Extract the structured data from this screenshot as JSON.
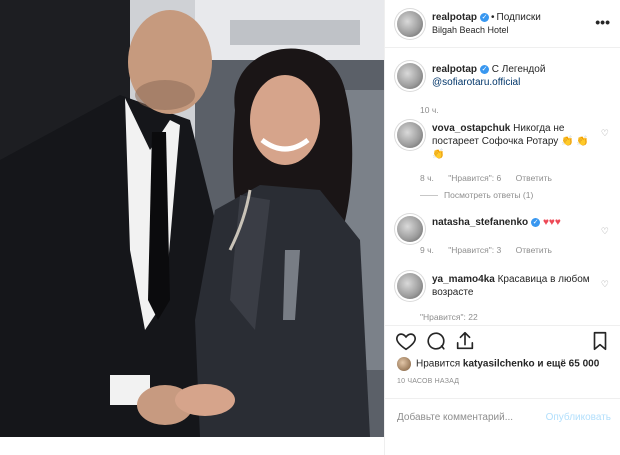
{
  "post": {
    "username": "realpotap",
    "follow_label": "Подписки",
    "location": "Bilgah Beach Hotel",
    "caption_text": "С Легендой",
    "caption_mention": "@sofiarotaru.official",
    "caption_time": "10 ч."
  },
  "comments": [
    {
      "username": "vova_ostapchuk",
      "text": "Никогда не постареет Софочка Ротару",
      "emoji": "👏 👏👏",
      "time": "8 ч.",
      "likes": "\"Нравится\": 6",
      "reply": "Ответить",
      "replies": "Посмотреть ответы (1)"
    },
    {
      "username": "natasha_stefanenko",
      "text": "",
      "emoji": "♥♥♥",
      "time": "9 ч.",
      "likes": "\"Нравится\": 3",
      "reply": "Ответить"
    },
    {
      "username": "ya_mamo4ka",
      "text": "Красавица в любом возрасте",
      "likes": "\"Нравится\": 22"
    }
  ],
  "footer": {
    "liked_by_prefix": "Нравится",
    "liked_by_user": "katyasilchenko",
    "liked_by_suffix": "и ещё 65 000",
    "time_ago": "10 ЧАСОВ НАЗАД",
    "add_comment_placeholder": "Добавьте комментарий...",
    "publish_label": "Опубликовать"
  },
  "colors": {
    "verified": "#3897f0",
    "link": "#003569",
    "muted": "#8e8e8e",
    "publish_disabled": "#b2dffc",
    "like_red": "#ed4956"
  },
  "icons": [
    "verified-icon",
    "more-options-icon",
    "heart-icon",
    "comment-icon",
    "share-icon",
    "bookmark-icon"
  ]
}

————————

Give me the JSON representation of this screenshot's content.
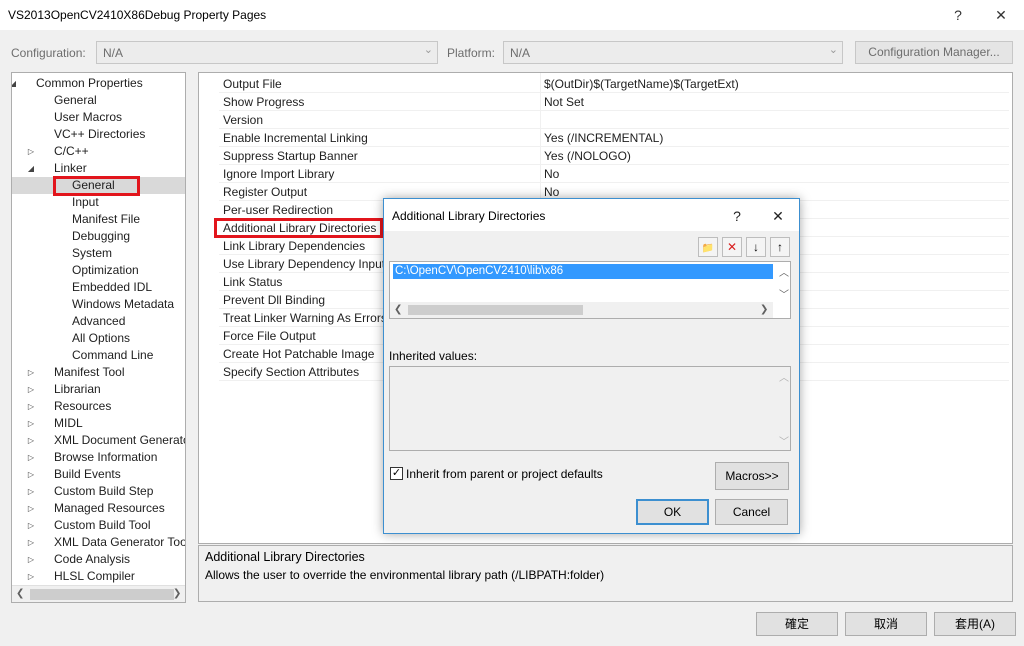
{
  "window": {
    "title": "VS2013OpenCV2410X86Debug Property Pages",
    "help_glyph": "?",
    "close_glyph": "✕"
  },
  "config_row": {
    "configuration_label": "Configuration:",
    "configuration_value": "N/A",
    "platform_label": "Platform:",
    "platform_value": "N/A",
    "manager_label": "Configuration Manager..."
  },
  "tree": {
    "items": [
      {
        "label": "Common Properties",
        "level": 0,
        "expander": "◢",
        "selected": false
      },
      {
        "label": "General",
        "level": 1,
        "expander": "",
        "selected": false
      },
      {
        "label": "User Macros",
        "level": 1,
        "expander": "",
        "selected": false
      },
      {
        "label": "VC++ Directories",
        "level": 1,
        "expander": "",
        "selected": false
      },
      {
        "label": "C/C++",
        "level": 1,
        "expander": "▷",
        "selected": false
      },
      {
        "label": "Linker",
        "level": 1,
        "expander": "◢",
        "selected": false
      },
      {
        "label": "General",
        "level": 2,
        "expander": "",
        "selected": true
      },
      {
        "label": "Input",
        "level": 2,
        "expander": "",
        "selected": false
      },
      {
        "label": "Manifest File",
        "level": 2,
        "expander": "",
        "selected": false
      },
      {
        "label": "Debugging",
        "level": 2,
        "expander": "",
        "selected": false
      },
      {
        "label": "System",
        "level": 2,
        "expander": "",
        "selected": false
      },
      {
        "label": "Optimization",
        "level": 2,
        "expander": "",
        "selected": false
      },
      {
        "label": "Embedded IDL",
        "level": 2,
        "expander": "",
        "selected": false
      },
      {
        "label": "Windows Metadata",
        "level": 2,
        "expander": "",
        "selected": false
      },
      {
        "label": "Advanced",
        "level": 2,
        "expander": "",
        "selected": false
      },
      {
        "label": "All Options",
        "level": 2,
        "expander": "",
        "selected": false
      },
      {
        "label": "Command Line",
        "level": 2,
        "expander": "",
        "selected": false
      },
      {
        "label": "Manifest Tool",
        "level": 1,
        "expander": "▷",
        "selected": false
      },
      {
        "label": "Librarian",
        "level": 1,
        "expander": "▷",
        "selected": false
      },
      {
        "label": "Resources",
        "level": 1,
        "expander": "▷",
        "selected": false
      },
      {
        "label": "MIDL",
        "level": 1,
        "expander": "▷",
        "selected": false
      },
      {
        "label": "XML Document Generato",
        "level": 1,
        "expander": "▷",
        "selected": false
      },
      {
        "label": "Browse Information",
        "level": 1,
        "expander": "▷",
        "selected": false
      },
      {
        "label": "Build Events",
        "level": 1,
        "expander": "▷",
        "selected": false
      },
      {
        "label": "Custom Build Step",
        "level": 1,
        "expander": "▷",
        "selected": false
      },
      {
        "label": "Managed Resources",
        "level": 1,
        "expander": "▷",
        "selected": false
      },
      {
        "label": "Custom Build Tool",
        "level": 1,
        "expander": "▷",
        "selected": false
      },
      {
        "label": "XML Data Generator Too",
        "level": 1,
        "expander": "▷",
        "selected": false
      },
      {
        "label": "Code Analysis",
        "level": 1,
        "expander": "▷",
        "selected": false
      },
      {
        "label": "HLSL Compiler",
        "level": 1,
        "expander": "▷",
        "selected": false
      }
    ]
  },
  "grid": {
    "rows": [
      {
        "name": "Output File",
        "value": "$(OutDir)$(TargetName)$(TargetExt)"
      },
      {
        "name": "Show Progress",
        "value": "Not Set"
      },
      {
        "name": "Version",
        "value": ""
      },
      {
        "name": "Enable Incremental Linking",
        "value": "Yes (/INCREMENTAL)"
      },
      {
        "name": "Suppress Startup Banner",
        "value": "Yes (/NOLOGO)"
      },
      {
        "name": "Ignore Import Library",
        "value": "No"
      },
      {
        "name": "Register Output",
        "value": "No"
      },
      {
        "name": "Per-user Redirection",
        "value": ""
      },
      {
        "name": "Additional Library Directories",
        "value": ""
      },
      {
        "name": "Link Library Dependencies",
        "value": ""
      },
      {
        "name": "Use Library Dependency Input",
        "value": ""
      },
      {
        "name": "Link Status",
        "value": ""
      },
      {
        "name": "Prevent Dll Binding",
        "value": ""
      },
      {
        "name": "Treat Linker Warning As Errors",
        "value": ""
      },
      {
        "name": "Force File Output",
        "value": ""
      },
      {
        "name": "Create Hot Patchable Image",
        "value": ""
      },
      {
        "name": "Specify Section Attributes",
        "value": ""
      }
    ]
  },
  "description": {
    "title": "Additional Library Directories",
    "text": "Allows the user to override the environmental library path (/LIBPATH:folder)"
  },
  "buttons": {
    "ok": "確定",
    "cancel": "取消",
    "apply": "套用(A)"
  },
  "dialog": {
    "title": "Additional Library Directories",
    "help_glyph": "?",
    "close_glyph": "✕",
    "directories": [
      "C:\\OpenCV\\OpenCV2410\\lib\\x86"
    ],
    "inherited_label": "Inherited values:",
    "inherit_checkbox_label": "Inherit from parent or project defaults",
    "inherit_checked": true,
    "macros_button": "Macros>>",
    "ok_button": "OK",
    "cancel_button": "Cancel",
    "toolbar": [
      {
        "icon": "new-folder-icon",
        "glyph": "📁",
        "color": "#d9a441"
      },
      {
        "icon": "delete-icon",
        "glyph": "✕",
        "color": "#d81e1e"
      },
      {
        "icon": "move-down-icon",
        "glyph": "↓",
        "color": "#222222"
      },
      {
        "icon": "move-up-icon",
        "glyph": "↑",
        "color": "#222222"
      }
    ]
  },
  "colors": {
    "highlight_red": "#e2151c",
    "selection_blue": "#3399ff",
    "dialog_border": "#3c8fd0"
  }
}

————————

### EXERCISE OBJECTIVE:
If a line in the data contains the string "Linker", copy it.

### ANSWER SPACE:
        "label": "Linker",
        "name": "Treat Linker Warning As Errors",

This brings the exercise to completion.